In a similar manner, a host response comprising multiple synergistic specificities could help minimize specificity-induced virus evolution. This requires addition of supplemental target antigens to current approaches designed to generate broadly reactive specificities using minimally focused immunogens. For influenza, this could be achieved in multiple ways. In addition to targeting the conserved HA stem region, the goal might be to continue to immunize with HA to generate an updated broader response targeting the head. Recent studies have indeed suggested that HA head immunodominance over stem epitopes can be overcome by partitioning head from stem (2). Therefore, the additional specificities may have to be given in a separate immunization. Other target IAV proteins, such as the NA or the more conserved nucleoprotein or matrix, could also be considered to add breadth to the response. Any of these antigens would effectively broaden the vaccine response and reduce the opportunity for specificity-based virus evolution. To the extent possible, inducing responses associated with optimal effector function mechanisms, especially neutralization or preventing cell infection, would be ideal.
It was a genuine privilege to be one of Peter's earliest graduate students. It was an extremely exciting time immediately after his Nobel winning discovery when he came to Philadelphia to work at the Wistar Institute and University of Pennsylvania.

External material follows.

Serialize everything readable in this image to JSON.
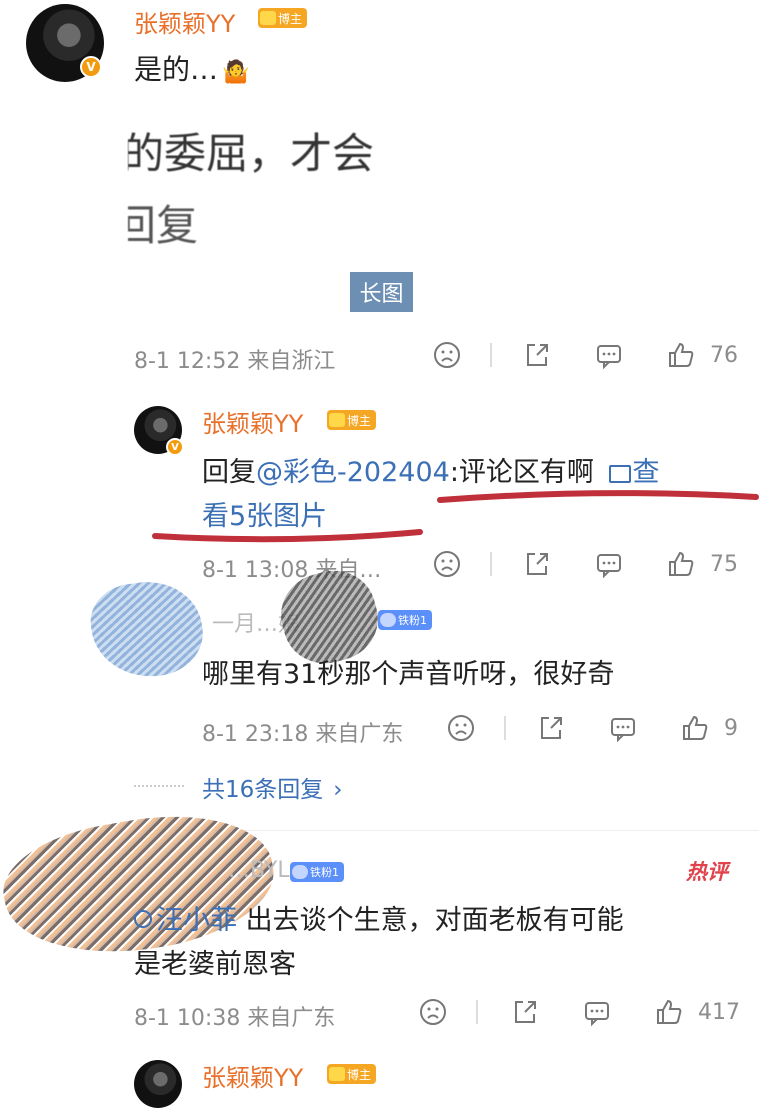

Peter's curiosity and passion to understand the biology of T cell responses were infectious and inspirational. It was a pure pleasure to work and learn side by side with him at the bench. I have immense gratitude for the training he gave me and for all the support he has provided throughout the years since. Although this journal issue is for Peter, personally I would feel remiss if I did not mention his supporting foundation at home. I thank Penny for her kindness, grace, and generosity when we were graduate students but also over the years. I recognize and deeply appreciate her contributions to Peter's success and support to allow him to share his knowledge and insight to me as a trainee but also to the rest of the world.
The authors are supported by the Intramural Research Program of NIH, NIAID, Bethesda, MD.